(Page and application data records)
-*-
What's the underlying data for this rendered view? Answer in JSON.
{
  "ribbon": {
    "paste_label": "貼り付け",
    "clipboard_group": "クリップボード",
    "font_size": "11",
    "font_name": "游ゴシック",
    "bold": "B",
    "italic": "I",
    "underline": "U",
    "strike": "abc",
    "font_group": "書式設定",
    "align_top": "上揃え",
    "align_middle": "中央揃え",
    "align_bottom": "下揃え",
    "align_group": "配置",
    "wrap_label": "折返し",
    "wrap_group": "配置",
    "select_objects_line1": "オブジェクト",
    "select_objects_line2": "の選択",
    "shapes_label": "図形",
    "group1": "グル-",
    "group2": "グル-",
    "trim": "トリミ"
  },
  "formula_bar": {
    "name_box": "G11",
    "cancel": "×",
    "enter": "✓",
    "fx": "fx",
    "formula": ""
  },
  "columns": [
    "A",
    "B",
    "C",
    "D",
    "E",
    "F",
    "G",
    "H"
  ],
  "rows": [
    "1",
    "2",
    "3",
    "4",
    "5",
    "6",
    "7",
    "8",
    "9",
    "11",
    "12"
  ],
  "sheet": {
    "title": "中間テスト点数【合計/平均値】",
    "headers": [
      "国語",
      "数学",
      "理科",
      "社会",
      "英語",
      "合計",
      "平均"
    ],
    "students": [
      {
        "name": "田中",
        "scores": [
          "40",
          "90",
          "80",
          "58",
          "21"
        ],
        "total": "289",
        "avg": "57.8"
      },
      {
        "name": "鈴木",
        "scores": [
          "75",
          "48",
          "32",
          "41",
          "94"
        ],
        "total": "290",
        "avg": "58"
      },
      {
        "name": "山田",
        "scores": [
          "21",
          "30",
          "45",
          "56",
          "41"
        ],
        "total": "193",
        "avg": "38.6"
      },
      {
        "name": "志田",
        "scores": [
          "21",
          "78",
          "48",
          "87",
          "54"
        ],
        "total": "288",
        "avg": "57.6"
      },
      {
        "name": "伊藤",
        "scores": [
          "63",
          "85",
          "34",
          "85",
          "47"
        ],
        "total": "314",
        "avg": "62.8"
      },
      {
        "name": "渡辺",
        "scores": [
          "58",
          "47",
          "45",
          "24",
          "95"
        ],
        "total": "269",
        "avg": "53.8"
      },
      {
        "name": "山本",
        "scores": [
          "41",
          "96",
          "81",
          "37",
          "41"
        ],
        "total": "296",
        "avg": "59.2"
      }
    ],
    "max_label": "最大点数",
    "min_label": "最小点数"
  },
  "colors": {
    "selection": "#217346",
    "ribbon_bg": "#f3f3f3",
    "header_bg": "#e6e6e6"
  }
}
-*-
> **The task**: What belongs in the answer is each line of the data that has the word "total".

> **Exercise response**:
        "total": "289",
        "total": "290",
        "total": "193",
        "total": "288",
        "total": "314",
        "total": "269",
        "total": "296",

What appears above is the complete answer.